MATERIAL PROVIDED.
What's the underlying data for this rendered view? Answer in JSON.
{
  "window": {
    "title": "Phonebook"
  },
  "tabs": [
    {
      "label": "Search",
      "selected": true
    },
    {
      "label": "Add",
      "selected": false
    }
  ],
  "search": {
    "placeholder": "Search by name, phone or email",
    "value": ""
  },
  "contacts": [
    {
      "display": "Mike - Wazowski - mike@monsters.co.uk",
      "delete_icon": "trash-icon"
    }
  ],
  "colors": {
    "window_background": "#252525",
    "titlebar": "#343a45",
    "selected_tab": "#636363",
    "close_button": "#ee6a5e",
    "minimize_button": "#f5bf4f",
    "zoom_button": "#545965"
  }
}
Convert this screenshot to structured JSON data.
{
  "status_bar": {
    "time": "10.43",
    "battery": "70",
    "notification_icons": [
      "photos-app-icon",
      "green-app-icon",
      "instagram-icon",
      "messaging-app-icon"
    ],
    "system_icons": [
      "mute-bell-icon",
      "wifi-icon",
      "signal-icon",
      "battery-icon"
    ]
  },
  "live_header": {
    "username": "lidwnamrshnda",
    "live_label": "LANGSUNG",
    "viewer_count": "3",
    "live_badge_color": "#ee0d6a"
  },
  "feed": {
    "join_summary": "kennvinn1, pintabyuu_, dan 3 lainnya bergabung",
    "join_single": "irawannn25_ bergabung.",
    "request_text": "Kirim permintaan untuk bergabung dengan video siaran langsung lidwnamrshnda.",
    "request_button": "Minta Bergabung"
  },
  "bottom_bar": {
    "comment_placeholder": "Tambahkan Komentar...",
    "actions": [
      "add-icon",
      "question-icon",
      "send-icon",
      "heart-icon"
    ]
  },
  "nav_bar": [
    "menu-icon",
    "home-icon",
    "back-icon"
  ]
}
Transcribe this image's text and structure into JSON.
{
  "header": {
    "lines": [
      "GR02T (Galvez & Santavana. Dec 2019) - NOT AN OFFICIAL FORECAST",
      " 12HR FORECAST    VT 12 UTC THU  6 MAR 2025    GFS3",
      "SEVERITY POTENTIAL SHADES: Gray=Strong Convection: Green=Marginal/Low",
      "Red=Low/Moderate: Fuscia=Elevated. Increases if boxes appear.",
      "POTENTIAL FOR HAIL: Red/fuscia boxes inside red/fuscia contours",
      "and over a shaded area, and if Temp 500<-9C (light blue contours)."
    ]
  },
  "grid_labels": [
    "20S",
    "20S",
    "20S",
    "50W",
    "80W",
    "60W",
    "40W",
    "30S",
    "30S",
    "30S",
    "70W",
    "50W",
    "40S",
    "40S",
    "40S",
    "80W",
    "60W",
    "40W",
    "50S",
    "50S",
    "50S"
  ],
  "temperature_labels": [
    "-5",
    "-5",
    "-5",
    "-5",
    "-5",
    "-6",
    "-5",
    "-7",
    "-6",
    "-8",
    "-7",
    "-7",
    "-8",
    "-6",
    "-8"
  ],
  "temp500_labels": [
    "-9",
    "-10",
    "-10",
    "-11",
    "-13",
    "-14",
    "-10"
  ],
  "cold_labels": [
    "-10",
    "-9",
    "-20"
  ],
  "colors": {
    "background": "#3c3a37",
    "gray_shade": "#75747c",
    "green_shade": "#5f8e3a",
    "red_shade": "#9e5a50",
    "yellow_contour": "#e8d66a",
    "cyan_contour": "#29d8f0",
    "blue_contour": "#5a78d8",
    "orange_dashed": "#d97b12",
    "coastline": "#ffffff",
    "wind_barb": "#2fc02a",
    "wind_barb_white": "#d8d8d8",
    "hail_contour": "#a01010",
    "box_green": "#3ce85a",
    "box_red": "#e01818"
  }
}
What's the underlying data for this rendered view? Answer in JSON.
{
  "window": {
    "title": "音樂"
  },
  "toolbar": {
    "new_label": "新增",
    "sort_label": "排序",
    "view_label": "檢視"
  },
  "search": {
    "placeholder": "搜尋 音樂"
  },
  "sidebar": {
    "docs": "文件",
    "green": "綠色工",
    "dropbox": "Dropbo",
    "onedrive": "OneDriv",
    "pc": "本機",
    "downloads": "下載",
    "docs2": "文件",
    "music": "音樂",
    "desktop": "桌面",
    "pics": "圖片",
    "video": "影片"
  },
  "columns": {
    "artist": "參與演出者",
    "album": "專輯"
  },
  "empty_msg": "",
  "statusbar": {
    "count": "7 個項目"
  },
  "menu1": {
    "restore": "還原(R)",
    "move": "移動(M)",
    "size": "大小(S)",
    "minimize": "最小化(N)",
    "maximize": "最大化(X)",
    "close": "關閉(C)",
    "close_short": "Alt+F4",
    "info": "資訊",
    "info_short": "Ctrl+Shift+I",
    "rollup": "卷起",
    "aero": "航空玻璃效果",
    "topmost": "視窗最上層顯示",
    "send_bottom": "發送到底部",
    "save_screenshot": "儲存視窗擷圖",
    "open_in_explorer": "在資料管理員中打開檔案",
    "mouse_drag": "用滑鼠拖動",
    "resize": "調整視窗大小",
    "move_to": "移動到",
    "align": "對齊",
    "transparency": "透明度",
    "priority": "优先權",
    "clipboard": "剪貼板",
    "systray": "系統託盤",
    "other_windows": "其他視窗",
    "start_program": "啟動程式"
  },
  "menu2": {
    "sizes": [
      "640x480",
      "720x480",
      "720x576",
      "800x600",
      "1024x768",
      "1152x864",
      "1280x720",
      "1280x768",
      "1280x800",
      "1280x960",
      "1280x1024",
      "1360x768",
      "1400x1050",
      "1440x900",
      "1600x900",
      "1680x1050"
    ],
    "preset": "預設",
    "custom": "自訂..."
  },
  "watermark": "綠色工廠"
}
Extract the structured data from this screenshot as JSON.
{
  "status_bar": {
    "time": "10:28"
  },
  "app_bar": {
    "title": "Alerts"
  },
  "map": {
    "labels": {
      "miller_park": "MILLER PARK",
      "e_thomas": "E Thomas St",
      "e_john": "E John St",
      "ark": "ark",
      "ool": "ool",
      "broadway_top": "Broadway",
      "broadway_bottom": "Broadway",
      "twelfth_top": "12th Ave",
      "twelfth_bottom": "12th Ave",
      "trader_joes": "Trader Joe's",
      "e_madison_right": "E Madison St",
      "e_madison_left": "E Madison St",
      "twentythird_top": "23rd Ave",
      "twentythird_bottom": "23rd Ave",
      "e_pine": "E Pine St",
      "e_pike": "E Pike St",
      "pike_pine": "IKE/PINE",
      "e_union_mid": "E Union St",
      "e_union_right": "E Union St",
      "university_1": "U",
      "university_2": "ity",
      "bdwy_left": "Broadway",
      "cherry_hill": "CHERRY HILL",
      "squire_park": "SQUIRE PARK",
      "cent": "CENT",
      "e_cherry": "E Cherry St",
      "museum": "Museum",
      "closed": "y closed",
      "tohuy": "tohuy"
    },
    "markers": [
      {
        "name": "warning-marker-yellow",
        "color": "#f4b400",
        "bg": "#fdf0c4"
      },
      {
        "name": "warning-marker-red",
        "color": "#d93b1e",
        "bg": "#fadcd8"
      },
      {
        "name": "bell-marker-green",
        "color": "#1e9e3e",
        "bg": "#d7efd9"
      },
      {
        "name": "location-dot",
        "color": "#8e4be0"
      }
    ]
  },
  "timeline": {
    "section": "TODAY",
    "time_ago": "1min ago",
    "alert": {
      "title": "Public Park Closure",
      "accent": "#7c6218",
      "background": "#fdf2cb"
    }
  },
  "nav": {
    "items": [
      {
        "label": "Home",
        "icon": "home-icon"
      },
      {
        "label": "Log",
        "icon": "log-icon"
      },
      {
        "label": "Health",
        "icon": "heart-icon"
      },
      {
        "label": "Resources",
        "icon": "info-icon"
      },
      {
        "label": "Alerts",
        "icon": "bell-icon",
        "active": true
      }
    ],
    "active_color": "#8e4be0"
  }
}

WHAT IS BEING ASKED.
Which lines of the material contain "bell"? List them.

TASK SOLUTION.
      "mute-bell-icon",
        "name": "bell-marker-green",
        "icon": "bell-icon",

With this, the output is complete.